WHAT WE’RE WATCHING
‘Dungeons & Dragons: Honor Among Thieves’ – magic and monsters on the big screen
‘Dungeons & Dragons: Honor Among Thieves’ is a breezy blockbuster entertainment film, with a well-balanced mix of humour and heart.
If you were to describe the high fantasy genre on the basis of what has reached our screens in recent years, one might think of adjectives like epic, dour, gritty or even austere. From The Lord of the Rings to Game of Thrones and The Witcher, fantastic alternate universes filled with magic and monsters are presented as serious places, with their inhabitants forever living in the shadow of war and world-ending calamity.
However, if you’ve ever played tabletop roleplaying game Dungeons & Dragons, you’ve probably developed a very different sense of what high fantasy is.
Typically an apocalyptic threat will be part of the mix, but Dungeons & Dragons doesn’t skimp on fulfilment and fun.
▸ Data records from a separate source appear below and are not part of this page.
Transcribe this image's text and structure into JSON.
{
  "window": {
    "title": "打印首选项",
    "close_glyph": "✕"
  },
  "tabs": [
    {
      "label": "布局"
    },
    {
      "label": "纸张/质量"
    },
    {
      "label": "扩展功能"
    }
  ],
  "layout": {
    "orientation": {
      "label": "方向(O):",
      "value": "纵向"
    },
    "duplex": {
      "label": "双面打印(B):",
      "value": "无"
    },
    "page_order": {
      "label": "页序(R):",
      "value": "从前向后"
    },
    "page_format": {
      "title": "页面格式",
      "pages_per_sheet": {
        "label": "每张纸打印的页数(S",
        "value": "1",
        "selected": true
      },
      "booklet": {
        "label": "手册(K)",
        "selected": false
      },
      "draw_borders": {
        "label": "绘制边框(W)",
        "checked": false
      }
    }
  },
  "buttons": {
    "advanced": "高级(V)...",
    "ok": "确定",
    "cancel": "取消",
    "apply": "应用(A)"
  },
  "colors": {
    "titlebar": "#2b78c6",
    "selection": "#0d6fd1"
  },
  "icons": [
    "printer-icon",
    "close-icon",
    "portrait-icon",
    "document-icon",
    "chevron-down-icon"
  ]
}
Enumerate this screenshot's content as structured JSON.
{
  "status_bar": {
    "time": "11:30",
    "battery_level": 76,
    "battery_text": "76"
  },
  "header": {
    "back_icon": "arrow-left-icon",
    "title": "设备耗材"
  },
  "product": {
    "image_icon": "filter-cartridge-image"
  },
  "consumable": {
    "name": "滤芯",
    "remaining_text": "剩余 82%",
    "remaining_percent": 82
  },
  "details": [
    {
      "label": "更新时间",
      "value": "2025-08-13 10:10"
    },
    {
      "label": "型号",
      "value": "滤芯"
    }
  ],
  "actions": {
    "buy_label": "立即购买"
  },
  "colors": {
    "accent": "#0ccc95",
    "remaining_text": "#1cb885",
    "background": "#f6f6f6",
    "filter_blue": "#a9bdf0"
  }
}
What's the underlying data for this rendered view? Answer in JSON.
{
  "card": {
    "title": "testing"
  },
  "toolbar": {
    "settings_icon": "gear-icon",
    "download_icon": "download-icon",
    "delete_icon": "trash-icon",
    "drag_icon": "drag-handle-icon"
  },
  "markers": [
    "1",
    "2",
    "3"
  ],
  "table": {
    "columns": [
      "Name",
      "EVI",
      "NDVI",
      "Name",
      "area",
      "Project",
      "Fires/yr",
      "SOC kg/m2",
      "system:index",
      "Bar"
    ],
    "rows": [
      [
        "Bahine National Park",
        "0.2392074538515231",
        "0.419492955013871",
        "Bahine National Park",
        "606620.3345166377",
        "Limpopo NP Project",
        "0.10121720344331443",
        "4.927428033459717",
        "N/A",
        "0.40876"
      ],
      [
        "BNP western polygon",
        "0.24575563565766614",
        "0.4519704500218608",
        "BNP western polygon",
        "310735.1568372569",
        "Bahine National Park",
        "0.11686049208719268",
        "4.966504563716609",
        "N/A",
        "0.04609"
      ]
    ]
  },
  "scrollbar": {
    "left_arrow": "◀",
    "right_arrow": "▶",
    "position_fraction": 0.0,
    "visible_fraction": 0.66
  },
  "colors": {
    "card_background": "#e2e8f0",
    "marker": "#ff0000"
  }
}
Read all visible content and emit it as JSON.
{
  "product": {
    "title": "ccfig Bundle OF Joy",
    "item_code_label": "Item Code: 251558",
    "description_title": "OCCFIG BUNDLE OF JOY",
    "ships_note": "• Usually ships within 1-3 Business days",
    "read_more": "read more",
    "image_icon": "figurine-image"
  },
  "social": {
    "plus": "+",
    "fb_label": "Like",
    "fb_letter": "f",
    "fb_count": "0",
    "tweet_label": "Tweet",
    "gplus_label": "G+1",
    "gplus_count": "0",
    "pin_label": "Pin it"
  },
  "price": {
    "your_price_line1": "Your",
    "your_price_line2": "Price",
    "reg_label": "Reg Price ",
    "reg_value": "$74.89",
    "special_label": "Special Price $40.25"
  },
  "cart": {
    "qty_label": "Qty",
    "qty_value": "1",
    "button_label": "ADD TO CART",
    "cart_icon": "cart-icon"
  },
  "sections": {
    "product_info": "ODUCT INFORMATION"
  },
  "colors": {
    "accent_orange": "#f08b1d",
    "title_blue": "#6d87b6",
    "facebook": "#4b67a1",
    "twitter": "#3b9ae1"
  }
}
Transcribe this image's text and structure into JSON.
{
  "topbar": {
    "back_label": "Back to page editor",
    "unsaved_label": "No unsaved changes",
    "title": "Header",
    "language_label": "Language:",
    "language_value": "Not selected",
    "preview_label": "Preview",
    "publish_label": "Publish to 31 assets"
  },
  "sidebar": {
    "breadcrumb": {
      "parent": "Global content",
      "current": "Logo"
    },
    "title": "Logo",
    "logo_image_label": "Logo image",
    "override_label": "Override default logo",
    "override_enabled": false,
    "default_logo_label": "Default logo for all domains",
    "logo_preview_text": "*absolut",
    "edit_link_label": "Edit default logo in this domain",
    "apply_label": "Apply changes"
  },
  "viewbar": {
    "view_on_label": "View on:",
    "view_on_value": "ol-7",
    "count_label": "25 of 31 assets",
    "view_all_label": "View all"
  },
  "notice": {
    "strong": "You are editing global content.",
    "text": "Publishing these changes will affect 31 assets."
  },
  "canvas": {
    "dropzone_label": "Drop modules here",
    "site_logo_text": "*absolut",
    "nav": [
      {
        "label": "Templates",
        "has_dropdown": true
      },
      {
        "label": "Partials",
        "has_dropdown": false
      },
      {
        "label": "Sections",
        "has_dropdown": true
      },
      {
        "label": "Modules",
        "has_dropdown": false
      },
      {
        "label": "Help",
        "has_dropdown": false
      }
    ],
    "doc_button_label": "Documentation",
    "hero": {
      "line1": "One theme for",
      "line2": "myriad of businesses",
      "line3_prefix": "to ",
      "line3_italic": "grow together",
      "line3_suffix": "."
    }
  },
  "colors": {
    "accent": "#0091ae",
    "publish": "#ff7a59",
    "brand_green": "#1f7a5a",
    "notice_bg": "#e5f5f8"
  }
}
If your paladin wants to open a chain of massage parlours (branded Lay on Hands), nothing except your game master, and maybe some dice rolls, is stopping you. There’s a lot of light-hearted shenanigans at an individual level in Dungeons & Dragons, as character needs intersect with player wants.
That playful spirit is something that the new movie Dungeons & Dragons: Honor Among Thieves captures especially well. The fantasy action adventure doesn’t build up to some giant battle of 10 armies; the world is at stake from the threat of Red Wizards, but Honor Among Thieves is in essence a rollicking heist tale involving a band of adventurers who represent signature player classes from the game.
Released from prison after a botched theft, bard Edgin Darvis (Chris Pine), along with his old criminal partners, barbarian Holga (Michelle Rodriguez) and half-elf sorcerer Simon Aumar (Justice Smith), rope in the assistance of tiefling druid Doric (Sophia Lillis) and insufferably perfect paladin Xenk Yendar (Regé-Jean Page) to break into the vault of the new Lord of Neverwinter. Elevated to the position of ruler just so happens to be Edgin’s former rogue colleague Forge Fitzwilliam (Hugh Grant), who has struck a deal with dark wizard Sofina (Daisy Head).
Dungeons & Dragons: Honor Among Thieves is full of references to its tabletop origins – including a delightful surprise nod to the Eighties animated series – but even if you’ve never seen a 20-sided die, you’ll be able to jump into its on-screen world.
One of the film’s greatest pleasures is just how accessible it is: in an era of sequels, prequels and requels, where franchises are pushing beyond trilogies, Honor Among Thieves is a standalone. Audiences don’t have to be up to date with two movies’ (and three spin-off TV series’) worth of plot to know and understand what is going on.
Honor Among Thieves also manages to include heartfelt moments; this is perhaps surprising from writer-director pair Jonathan Goldstein and John Francis Daley, who scripted the Horrible Bosses movies, until you realise they also worked on the screenplay of the rather emotionally charged Spider-Man: Homecoming.
As it is, combined with strong production values, and an inventive exploration of how magic would be used to pull off a risky burglary, Honor Among Thieves emerges as an actual good Dungeons & Dragons movie. If you’ve been put off by the notoriously awful 2000 big-screen take (starring Marlon Wayans and Jeremy Irons), and its two straight-to-DVD sequels, don’t be.
Yet, it’s also not a movie without flaws; it leaves some key plot threads dangling in the end, Lillis is underutilised compared with her fellow leads, and the final arena battle feels both abrupt and constrained.
Still, you rarely feel its 134-minute length as it strides confidently and charismatically from scene to scene, and, as a whole, the film mirrors the likeability of its cast, who get to play to their charming strengths. There’s a good chance you’ll walk out of this one with a smile on your face, and a little bit of vicarious adventurer swagger. DM/ML
This story was first published on Pfangirl.com
Dungeons & Dragons: Honor Among Thieves is available in cinemas from 31 March.